The Football Association of Ireland (FAI) has confirmed a compensation payment made by FIFA was used for work on the Aviva Stadium.
The Football Association of Ireland (FAI) has issued a statement revealing the details of a €5m interest-free loan it was paid by FIFA as compensation after the Republic of Ireland controversially missed out on the 2010 World Cup.
FAI chief executive John Delaney claimed on Thursday that world football's governing body had paid compensation to prevent legal action after a handball from Thierry Henry in a qualifying play-off in November 2009 ensured France progressed to the finals in South Africa.
FIFA rejected the FAI's request of a replay after meeting president Sepp Blatter, who announced his intention to step down this week amid a corruption crisis, and other FIFA officials.
The FAI said they then held another meeting with FIFA in January 2010, when Blatter apologised for making a joke about Ireland wanting to be the 33rd team to play in the World Cup later that year.
The two parties negotiated that a €5m interest-free loan would be paid to the FAI along with a grant of $400,000 grant for "Regional Football Centres".
FIFA stated the loan was paid to help cover the cost of the redevelopment of the Aviva Stadium, which the FAI confirmed was the case.
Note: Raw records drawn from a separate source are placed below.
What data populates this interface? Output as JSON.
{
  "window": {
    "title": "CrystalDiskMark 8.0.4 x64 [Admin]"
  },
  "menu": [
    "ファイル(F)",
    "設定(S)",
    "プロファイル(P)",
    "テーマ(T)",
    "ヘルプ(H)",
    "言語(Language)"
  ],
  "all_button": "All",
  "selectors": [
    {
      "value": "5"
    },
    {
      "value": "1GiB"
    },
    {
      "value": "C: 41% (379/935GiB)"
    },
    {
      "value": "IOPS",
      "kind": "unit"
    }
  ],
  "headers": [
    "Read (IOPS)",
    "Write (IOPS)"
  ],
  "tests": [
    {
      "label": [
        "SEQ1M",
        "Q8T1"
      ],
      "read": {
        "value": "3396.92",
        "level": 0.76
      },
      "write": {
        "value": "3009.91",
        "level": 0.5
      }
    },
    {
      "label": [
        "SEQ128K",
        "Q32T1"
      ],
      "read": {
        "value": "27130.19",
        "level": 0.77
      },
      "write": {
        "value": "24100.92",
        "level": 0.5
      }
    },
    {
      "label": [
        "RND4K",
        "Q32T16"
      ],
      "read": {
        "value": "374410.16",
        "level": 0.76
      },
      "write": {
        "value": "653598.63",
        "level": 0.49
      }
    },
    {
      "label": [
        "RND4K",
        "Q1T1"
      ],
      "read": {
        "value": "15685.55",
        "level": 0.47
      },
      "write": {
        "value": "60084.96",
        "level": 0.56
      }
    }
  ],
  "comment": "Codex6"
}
It was also revealed in the FAI statement that the loan was reduced to €4m in 2011 and written off two years later after Ireland failed to qualify for the 2014 World Cup in Brazil.